To the best of our knowledge, this report represents the largest published case series reviewing the various strategies available for the treatment for traumatic cervico-cranial pseudoaneurysms. The conclusions drawn from our limited experience and a comprehensive review of the literature include the following: (1) Although the optimal treatment for traumatic cervico-cerebral pseudoaneurysms remains controversial, our study adds to the previously published data demonstrating that endovascular intervention is a safe and an effective option for the treatment of traumatic cervico-cerebral pseudoaneurysms. Regarding the choice of selection of the optimal embolisation material, we recommend that a covered stent should be the first treatment option, whenever possible. Although the placement of coils into the traumatic pseudoaneurysmal sac is a potentially dangerous maneuver and may cause wall perforation and rebleeding, coiling with or without adjunctive stenting is an appropriate alternative method of treatment in selected cases. Detachable balloons and other endovascular arterial occlusion materials are reserved as the last resort when parent vessel embolisation is the only feasible option. In addition, dual antiplatelet treatment seems to be advantageous after the stent placement. (2) Despite the growing popularity of endoluminal management of pseudoaneurysms, we maintain that direct microsurgical management has an important role to play in the management of pseudoaneurysms that are located superficially or present with a local mass effect due to associated features such as a hematoma or an area of ischaemia. (3) Despite the lack of convincing evidence, aggressive management of traumatic intracranial pseudoaneurysms rather than conservative treatment is generally warranted to prevent life-threatening hemorrhage or thromboembolic phenomena from developing.
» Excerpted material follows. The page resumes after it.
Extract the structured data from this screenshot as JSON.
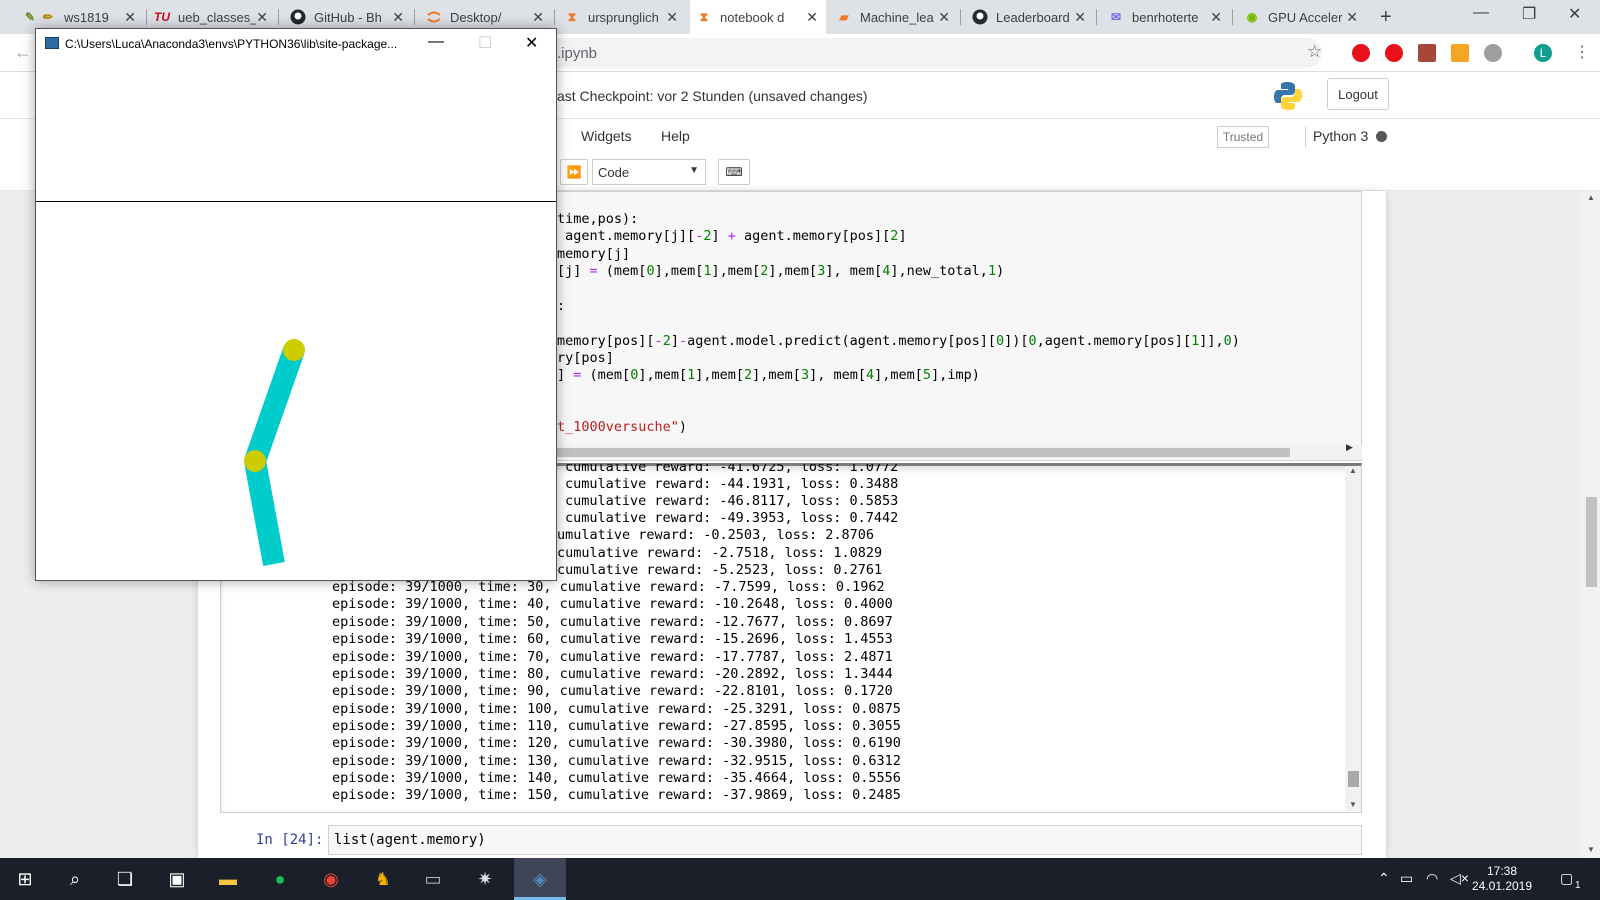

Multimodality randomized controlled studies are difficult to perform for this entity. In our limited experience, the proper selection of suitable cases for the various treatment strategies has become the crucial point in the treatment of traumatic intracranial pseudoaneurysms. A reasonably “tailored” treatment strategy individualized for the particular patient is particularly essential for obtaining an excellent prognosis.
The study was approved by the Ethics Review Board of Wuhan General Hospital.
This work was supported by the National Natural Science Foundation of China (Grant NO. 81220108007 and 11272132).
Financial support and sponsorship
Conflicts of interest
There are no conflicts of interest.
[Figure 1], [Figure 2], [Figure 3], [Figure 4], [Figure 5]